Tying the knot with CI/CD
The move to cloud-native is as much about people and relationships as it is about technology. Change is hard for people. As members of a team, we rely heavily on routine, and we get comfortable with patterns. Changing the way we work, creating new routines and different relationships isn’t easy. I sometimes tell my clients that moving to cloud-native and shifting to continuous integration and continuous delivery (CI/CD) is a bit like entering into a marriage. You must leave your known routines and your family of origin behind. If we’re honest, despite the excitement of adopting the latest and the greatest, it can all be a bit uncomfortable and even scary.
I work with many service providers making this change from established ways of running and managing networks to the new software-defined paradigm of the cloud. I know that I miss the hands-on relationships I used to have with the hardware. Adding a layer of software between me and the functional network components and relying on automated routines certainly feels like a loss of control. I know my clients struggle with this. From working around some of these issues, I have some hard-earned lessons that I want to share on making this transition easier.
At the foundation of every good marriage, we find mutual respect.
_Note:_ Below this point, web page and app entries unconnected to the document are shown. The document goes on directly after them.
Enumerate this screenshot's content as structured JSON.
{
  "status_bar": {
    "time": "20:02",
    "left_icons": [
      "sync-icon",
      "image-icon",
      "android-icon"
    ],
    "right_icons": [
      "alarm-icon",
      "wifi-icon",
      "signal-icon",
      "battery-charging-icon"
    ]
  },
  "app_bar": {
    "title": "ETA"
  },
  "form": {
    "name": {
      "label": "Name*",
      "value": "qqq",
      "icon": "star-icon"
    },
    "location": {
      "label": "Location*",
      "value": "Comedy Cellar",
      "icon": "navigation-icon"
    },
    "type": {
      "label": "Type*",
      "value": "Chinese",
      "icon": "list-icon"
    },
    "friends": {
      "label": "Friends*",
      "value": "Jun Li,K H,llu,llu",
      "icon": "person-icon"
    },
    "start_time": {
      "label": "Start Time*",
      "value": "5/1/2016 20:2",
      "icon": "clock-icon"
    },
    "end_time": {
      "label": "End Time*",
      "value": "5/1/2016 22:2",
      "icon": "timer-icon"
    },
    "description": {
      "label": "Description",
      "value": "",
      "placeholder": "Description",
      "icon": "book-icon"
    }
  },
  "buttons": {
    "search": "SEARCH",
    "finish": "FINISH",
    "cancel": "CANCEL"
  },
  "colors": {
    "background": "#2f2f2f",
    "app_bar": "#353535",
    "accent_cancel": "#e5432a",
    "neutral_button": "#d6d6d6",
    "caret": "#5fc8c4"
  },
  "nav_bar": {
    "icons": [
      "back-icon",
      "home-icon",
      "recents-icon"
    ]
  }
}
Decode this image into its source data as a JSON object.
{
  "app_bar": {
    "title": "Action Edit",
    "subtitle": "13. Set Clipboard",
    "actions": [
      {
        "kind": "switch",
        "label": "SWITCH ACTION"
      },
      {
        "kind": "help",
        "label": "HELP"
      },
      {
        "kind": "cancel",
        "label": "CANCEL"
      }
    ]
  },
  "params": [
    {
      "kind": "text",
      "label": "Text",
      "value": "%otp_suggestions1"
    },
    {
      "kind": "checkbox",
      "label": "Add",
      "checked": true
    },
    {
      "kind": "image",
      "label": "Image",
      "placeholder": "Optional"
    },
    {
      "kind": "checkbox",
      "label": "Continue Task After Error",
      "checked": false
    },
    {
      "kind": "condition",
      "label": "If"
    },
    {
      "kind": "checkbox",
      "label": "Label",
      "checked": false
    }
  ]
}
When I go into a customer to help them with CI/CD, they usually have their own strategy for how to handle it and have often already implemented some part of it in their own way. It may not be the way I would choose to do it, but I respect their process. Thus, our CI/CD implementation process is heavy on customization to make sure it conforms to theirs. Sure, it takes a little longer than delivering a product, for instance, but it is worth it if the client feels like they’re being given the respect they’re due.
Welcome the in-laws
Your family of origin does things one way, your spouse’s, another. Adapt! CI/CD processes go hand in hand with software lifecycle management (LCM) actions. The customer may already have installed their own LCM, which means that artefacts produced by the LCM aren’t easily convertible from their format to the one Nokia uses. That’s OK! Templating standards aren’t where they need to be, but this is a short-term problem.
In any marriage or partnership, give and take is always the best policy. Sometimes your spouse just cares more about something than you do. Recognizing this helps you to be more flexible.
For instance, there is often a strong push from customers to use the same internal processes with external partners even though there can be some serious issues. Using the customer’s perimeter network domain (DMZ-demilitarized zone) by Telco vendor, for instance, is out of the comfort zone of the customer’s IT security team. There are fixes using indutry based security best practices around privacy, hardening, virtualization, but they often don’t mesh with the customer’s organization structure. Certificate/Trust management activities get wider scope because of Trusted Root Certificate Issuer integration and other CI/CD-related Public Key Infrastructure (PKI) demands. Yes, this slows down projects – again, be flexible!
Old habits die hard. Many customers already have clearly defined CI/CD workflow process notification requirements, but no clear new software introduction approval process requirements. This process usually gets worked out during the CI/CD implementation project, which takes time and slows down delivery. Be patient, you’ll get there!
Being adaptable is always an asset in any relationship. For instance:
- Comparison of target release bundles and reference release bundles will require some customization in the pipeline workflow process
- The staging/testing network may be split into several security domains with test orchestration workloads in one domain, and SUTs (system under test), in another. This requires complex routing and networking between the CI/CD components and the SUT.
Build your relationship on strong foundations
Having the right know-how is the starting point of any good relationship. Nokia was the inventor of Robot Framework in 2000. It is the source code for most Nokia-delivered test cases. Our extensive experience using and even adopting it for our customer’s needs, even when they have their own robot framework test, gives a reliable basis to build on.
Balancing reliability and openness
Finding the right balance on what to adopt and where to adapt is a key success factor for any long-term engagement. Nokia CI/CD is an end-to-end pre-integrated solution that gives flexibility to our customers to be adopted entirely or to be adapted to their unique environment in a modular fashion.
Nokia Continuous Delivery (NCD) solution overview
This is how good marriages are built …
I have found that the best consultations with our customers follow these basic rules. This is one of the benefits of engaging with Nokia on the transition to CI/CD. We know how to be good partners and we have experience doing this. As with any good relationship, respect, flexibility and patience will ensure that your CI/CD deployment will realize your goals.